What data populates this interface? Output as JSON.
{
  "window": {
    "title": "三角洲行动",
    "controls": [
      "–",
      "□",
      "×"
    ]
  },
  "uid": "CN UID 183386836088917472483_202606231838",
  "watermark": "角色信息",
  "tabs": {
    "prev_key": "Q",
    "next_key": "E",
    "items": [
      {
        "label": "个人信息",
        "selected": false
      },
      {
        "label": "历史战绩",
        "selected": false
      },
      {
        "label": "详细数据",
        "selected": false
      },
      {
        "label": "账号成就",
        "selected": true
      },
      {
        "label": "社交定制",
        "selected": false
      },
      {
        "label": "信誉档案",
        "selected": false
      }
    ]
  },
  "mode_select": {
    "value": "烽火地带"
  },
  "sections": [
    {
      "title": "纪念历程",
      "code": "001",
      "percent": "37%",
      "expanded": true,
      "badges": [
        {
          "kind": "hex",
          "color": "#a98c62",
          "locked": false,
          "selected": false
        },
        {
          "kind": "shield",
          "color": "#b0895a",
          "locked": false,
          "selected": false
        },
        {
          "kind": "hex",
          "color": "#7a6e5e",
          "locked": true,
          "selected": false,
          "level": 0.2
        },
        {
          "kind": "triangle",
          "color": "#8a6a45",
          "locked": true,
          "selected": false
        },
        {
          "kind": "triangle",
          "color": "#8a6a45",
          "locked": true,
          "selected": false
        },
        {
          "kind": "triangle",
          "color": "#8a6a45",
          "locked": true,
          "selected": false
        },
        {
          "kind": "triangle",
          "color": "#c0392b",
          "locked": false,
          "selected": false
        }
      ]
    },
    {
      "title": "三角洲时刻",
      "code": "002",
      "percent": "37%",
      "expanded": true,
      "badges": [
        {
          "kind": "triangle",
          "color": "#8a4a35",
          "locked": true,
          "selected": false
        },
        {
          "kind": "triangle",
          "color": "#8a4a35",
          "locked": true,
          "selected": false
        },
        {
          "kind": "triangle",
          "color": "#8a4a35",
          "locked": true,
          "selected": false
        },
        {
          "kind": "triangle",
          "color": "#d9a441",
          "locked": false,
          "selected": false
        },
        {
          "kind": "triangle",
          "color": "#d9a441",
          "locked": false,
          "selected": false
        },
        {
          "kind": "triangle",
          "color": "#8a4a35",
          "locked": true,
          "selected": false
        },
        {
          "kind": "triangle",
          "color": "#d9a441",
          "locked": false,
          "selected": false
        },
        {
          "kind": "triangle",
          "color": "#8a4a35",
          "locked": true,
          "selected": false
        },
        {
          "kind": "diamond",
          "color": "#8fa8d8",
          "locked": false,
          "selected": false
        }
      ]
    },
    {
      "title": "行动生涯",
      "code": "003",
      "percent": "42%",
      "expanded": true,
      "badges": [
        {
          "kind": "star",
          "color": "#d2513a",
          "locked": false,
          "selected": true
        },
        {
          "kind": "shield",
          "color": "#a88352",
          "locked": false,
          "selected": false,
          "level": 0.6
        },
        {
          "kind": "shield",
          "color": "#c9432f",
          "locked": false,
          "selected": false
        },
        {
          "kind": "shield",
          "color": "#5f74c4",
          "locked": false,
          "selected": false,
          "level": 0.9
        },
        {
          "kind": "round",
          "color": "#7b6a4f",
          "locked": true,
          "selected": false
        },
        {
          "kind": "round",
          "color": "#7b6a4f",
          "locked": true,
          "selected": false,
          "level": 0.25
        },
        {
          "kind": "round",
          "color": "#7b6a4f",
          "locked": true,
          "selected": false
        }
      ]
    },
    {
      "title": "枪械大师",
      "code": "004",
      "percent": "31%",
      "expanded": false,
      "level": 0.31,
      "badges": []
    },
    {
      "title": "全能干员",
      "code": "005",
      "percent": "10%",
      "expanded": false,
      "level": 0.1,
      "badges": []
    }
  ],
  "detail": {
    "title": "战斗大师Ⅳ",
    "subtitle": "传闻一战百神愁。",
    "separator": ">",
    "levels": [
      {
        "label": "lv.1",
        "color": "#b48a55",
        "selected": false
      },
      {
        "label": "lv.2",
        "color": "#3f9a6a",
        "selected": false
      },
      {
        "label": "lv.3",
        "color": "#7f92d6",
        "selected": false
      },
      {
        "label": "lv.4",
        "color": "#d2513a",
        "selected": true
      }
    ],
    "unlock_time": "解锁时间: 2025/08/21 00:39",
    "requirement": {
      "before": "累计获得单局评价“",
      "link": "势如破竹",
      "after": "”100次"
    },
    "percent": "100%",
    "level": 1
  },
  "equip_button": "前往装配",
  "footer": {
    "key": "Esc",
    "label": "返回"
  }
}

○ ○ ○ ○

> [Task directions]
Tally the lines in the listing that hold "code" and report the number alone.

> [Answer section]
5